That can only be taken to mean that Norway is already what the UK would be under this scenario: a country with no trade deal with the EU. Just one problem with that: Norway does have a trade deal with the EU! - through its EFTA membership, it is part of the EEA agreement, allowing virtually full access to the Single Market.
I say just one problem but there is another. The useless Reality Check claim: "If the UK leaves without a deal, it will cease to have a trade deal with the EU." That is rubbish. May's deal would mean we leave the EU but we don't have a trade deal in place. That's what the politial declaration is all about, and that was why the government was able to partition off the Withdrawal Agreement because it doesn't specifically determine what trade deal we might end up with.
The wording of the article shows that once again the BBC is failing to use language with precision and hence ends up mixing up related but distinct concepts: deal (withdrawal agreement), trade deal, customs agreement, customs union and product standards checks.
Also notable in the article is this claim:
"The UK and Irish governments and the EU have been consistent that, whatever happens, there will be no hardening (ie physical checks) at the border."
They've been "consistent"? Really? While why haven't you been telling us this for the last three years? It seems to me that it is only now that a no deal exit is a real possibility that the BBC are telling us the truth. The EU certainly has not been consistent in stating this and the BBC has pumped out hundreds of hours of "Project Fear" broadcasting on the basis that there has been a real prospect of a hard border returning (not that it was ever that "hard" in the past - there used to be 200 crossing points I seem to recall - mostly unmanned).
So the BBC with this article is exposing its own inconsistency.
If there is going to be no hard border "whatever happens" why waste precious website words on this non-story? It doesn't make sense.
All this only makes sense if the BBC is providing cover for the EU and Ireland, ensuring that their inconsistency, duplicity and cynical opportunism is not exposed.

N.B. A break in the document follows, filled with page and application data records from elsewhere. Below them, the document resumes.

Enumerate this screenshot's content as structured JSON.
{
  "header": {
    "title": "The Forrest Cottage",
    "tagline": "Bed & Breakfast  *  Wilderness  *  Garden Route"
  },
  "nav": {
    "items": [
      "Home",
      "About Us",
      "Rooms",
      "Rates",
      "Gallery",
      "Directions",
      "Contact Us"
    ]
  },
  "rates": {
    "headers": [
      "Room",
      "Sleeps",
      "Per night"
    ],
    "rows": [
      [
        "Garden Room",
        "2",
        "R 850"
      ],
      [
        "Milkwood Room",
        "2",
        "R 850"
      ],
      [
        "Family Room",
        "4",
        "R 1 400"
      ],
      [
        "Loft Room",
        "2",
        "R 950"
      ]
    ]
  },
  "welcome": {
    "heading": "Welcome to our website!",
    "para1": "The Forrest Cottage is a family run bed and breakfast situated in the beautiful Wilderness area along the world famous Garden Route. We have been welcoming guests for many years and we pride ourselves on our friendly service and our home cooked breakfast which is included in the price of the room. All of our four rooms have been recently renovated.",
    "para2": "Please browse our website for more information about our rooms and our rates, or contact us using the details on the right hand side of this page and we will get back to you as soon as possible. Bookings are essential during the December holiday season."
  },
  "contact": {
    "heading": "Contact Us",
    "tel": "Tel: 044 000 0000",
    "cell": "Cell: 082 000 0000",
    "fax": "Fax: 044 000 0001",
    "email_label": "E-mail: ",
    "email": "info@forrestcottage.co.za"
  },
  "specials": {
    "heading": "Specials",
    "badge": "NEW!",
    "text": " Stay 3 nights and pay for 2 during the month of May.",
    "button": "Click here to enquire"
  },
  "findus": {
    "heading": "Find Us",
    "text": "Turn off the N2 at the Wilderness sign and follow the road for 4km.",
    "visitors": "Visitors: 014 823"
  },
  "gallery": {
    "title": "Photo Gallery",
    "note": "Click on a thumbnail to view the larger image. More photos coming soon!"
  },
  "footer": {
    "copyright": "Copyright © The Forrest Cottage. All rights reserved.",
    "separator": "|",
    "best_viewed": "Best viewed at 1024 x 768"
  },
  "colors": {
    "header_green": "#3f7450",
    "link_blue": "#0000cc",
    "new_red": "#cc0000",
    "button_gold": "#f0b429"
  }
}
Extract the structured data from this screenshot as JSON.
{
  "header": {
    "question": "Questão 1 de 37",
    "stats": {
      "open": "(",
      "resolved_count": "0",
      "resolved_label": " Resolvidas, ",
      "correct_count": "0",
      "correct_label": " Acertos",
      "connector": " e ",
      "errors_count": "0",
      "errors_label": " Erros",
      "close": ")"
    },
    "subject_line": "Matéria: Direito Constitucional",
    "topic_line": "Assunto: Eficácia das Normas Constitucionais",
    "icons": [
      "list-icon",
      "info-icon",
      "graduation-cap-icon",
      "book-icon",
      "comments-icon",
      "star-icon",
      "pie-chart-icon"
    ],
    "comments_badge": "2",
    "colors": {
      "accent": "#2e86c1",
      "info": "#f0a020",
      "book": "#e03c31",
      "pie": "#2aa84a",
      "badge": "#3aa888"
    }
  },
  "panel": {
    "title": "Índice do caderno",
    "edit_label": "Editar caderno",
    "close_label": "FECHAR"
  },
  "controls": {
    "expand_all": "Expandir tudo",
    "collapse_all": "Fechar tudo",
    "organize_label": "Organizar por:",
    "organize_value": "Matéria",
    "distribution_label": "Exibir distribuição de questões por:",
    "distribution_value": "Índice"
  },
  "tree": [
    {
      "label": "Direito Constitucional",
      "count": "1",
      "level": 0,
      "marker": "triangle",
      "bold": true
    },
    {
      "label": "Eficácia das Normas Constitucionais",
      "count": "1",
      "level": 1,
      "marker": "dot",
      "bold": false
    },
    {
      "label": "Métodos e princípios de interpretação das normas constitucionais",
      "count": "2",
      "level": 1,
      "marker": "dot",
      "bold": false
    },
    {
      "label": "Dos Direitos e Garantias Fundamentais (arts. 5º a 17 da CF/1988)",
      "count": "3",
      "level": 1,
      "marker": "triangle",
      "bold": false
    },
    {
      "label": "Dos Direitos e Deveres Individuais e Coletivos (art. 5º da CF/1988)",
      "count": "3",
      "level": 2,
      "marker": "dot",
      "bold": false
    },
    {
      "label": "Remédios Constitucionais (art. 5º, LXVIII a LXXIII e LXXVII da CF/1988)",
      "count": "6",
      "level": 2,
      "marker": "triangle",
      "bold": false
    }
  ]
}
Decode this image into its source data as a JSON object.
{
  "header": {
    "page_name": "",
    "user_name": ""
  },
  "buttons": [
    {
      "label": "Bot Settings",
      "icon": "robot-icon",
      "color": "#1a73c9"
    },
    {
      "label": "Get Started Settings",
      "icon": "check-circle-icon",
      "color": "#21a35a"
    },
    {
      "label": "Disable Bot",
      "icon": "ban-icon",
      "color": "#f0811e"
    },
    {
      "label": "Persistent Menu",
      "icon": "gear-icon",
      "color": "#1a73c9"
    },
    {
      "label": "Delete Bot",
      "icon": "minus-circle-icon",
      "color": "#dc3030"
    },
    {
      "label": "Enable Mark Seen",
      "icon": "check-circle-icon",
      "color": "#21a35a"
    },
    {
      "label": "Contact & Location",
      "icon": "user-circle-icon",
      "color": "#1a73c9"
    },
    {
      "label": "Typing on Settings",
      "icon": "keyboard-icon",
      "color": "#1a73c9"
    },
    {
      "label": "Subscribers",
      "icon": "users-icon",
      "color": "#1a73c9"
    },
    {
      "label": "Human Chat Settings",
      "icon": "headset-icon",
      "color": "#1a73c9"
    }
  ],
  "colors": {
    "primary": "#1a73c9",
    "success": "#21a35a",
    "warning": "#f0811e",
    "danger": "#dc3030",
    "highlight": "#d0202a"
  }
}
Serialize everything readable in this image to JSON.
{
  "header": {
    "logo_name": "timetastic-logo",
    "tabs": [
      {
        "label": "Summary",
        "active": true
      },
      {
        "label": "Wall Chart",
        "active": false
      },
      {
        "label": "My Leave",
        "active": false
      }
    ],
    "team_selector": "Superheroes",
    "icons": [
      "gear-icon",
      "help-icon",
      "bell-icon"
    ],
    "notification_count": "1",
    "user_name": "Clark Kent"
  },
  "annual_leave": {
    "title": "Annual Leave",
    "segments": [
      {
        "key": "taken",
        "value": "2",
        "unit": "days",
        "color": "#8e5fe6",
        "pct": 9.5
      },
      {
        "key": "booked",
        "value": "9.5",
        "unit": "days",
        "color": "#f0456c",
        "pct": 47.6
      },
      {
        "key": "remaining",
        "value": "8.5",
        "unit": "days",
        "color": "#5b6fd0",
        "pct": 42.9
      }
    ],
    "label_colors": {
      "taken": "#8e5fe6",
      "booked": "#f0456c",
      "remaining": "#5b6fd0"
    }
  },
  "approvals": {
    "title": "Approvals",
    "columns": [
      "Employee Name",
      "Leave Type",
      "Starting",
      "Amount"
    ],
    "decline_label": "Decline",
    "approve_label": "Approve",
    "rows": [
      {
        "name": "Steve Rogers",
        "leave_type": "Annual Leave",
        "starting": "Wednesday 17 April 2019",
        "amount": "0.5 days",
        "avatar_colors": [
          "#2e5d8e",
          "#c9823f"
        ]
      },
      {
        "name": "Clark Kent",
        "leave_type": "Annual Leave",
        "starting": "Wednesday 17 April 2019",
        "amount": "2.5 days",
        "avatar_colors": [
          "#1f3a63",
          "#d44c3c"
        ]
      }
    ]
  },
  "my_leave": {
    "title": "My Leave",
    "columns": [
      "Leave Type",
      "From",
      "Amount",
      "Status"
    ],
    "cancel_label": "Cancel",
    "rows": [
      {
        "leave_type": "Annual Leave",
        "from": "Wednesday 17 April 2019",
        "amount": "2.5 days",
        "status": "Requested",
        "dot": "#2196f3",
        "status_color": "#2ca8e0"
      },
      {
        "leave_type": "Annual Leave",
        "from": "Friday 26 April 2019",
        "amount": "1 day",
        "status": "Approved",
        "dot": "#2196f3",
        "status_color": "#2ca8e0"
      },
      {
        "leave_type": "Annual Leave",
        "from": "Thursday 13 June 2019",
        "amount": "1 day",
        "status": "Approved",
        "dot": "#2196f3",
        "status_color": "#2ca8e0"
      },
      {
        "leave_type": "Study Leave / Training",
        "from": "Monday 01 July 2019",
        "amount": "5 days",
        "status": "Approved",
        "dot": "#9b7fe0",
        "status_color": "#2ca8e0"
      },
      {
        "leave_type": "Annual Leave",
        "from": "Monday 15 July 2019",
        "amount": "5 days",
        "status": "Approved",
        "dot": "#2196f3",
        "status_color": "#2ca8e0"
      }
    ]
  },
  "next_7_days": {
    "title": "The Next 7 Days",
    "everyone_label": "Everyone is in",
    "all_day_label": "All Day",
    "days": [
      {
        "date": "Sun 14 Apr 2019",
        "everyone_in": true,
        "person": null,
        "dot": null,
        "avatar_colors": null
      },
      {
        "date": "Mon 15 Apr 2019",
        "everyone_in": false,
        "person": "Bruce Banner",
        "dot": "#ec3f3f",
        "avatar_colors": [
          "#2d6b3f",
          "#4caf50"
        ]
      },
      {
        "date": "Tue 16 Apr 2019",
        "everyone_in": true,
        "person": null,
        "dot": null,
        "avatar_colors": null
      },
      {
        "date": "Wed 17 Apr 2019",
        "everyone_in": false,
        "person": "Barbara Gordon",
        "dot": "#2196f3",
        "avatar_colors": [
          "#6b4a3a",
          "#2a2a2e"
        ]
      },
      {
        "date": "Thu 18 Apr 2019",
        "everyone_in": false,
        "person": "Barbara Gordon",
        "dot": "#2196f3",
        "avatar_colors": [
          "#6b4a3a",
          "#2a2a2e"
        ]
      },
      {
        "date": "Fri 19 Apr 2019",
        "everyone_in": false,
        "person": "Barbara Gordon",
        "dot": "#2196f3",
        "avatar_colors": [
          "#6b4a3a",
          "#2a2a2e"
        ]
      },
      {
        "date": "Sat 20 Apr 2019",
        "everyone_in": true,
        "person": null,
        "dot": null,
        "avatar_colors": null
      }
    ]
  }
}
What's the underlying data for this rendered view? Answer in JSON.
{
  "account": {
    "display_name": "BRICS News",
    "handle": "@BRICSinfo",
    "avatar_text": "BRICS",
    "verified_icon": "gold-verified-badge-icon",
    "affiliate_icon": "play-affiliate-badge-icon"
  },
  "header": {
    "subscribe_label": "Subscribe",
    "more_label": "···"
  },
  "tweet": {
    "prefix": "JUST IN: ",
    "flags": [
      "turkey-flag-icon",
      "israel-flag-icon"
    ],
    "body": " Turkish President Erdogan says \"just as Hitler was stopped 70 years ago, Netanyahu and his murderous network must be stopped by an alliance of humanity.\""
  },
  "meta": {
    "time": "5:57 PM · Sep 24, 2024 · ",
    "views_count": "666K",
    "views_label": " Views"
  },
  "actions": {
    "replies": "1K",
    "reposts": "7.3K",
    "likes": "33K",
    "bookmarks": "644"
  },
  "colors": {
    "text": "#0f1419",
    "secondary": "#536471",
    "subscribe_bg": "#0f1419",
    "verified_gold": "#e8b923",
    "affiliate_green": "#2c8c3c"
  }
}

As I have said from the start, there is no real problem here, simply an EU negotiating ploy. That possibility is of course NOT considered as possible reality in the article.